The 25th anniversary production of "Les Misérables" is a few minutes shorter than the original and makes clever use of sophisticated video projection technology that wasn't available in 1985, but it's otherwise every bit as much of a well-oiled theatrical machine as it was the first time I saw it back in the late 1980s.
Only two people in the cast, the same set and costumes throughout, no show stoppers, no dancing and pretty much all of the dialogue epistolary; could this musical be any more unique?
Theatre companies keep bashing on about how this play or that play is "relevant to our time," which can get a bit tiresome, but Good really is reflective of us. Despite the fact that it is set in 1930s Germany and was written in Britain 1980, it speaks directly to American politics in 2012.
The Touhill Performing Arts Center on the campus of University of Missouri St. Louis recently hosted a performance by The Improv Shop troupe. The Improv Shop is a “St. Louis-based improvisational comedy theater and school.”

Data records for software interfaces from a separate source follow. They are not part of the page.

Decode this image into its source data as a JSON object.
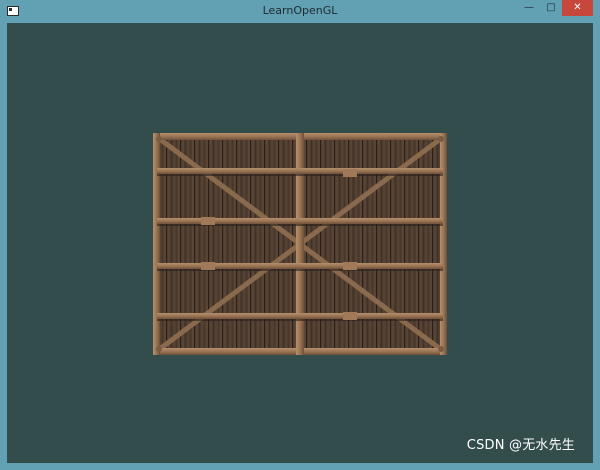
{
  "window": {
    "title": "LearnOpenGL",
    "controls": {
      "minimize": "—",
      "maximize": "□",
      "close": "✕"
    },
    "client_background": "#334d4d",
    "frame_color": "#62a0b4"
  },
  "scene": {
    "object": "wooden-crate-texture"
  },
  "watermark": {
    "text": "CSDN @无水先生"
  }
}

I’ve always maintained—sometimes against stiff critical headwind—that cabaret is essentially a form of musical theatre, and that some of the best cabaret artists are the ones with a solid stage background. If you doubt that, head on over to the Missouri History Museum to see Christy Simmons’s "Count Your Blessings" and be convinced.
Opportunities to see a Eugene O’Neill play on a St. Louis stage are rare, so you should take the chance to see this one, not just because it’s O’Neill, but because it’s terrific theatre. Director Philip Boehm and his cast and crew have not made a misstep in rendering this difficult masterpiece.

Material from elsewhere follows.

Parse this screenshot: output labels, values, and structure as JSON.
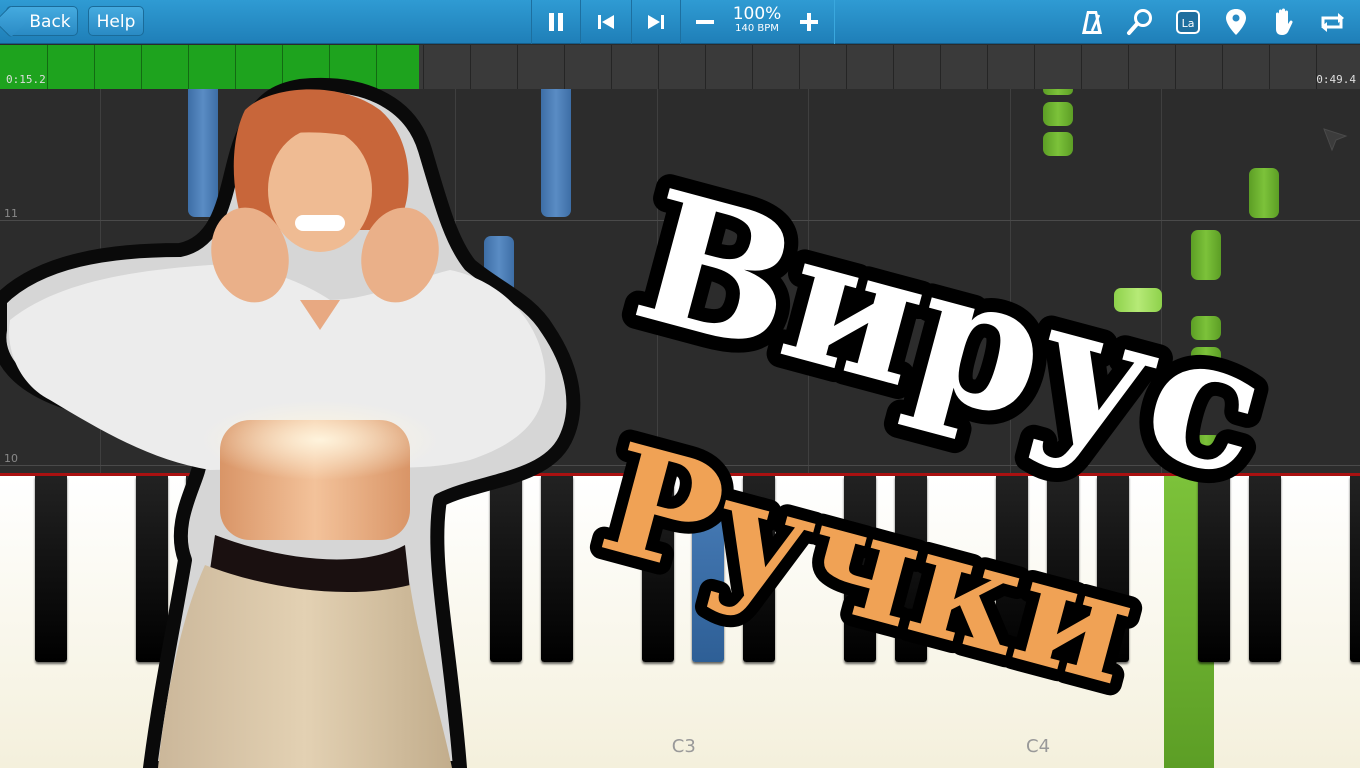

The New Jewish Theatre’s production of Neil Simon’s Lost in Yonkers is a delight from beginning to end. It isn’t a perfect play, but under the sure direction of Doug Finlayson and the abundance of talent on stage and behind the scenes, it is rendered as a lovely and relatable story of family with all that word emotions that powerful word connotes.
I’m not sure how to classify Steven Dietz’s Inventing Van Gogh. It is an epistolary drama constructed in a multi-layered way with aspects of spiritualism and magic realism in the mix. It is didactic (it’s tricky to create dialogue from letters, which is what Dietz has done) but, despite his bona fides and they are impressive, he doesn’t seem up to making many of these speeches sound like anything other than what they are: words meant to be read and not spoken. I’ve only seen one other Dietz play—Becky’s New Car—and I didn’t think much of it either.

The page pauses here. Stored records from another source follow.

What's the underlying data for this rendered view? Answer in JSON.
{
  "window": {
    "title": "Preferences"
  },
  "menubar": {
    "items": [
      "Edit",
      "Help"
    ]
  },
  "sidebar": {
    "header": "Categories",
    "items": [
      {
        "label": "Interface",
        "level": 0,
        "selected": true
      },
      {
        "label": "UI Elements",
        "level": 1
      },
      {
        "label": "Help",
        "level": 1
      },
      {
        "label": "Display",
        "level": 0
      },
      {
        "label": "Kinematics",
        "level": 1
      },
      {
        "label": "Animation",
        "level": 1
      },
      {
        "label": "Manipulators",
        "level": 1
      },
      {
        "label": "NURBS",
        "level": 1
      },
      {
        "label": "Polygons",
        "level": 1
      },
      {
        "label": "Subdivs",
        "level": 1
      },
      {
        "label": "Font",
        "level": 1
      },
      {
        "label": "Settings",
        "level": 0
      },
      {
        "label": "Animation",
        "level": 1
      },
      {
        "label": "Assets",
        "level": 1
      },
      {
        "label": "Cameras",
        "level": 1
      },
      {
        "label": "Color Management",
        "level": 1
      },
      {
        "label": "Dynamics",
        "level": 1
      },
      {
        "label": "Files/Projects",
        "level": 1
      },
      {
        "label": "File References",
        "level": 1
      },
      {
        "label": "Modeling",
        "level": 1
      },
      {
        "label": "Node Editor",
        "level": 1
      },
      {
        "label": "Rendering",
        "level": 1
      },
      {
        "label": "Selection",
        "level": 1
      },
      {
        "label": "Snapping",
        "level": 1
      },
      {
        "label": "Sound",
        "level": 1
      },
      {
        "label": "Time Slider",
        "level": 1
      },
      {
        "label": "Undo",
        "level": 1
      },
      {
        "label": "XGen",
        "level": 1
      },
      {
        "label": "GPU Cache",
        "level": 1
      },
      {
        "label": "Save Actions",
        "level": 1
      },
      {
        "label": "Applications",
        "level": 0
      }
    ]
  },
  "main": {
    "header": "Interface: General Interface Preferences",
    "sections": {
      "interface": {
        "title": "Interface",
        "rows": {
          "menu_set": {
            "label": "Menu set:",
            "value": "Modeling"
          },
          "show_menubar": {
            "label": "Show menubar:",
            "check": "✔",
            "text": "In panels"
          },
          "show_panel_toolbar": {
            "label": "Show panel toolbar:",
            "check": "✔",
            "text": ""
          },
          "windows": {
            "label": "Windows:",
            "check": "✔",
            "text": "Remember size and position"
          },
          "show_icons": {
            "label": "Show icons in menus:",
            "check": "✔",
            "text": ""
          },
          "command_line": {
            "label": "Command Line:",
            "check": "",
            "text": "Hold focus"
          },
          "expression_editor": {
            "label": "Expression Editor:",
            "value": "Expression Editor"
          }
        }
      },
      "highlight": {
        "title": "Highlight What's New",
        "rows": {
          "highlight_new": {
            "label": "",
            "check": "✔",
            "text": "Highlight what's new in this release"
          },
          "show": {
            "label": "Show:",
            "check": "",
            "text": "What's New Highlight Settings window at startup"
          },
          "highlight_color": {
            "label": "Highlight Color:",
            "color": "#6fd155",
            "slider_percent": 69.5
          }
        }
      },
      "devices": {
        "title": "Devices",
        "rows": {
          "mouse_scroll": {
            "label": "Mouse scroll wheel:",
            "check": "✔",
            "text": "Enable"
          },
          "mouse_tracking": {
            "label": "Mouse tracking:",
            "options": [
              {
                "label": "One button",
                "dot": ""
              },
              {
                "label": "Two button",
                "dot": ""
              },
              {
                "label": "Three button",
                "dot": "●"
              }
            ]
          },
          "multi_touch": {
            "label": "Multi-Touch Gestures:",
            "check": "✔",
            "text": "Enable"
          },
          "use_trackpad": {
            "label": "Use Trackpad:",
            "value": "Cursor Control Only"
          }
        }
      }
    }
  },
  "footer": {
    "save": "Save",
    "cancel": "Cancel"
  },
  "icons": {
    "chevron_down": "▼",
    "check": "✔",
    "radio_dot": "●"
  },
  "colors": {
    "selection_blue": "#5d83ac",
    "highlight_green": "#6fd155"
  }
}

I've admitted often that, with few exceptions, I'm not a lover of experimental theater; however David Lindsay-Abaire's "Wonder of the World" has fallen solidly into the "exceptional" category.
"The Drowsy Chaperone" is, deliberately, a silly musical. It is a silly musical "within" as its subtitle says, "a comedy." The musical purports to be from the 1920s. The comedy is from today. It has one character. The musical is his favorite show, and he plays his LP of the show for us, magically evoking the original cast to perform it for us.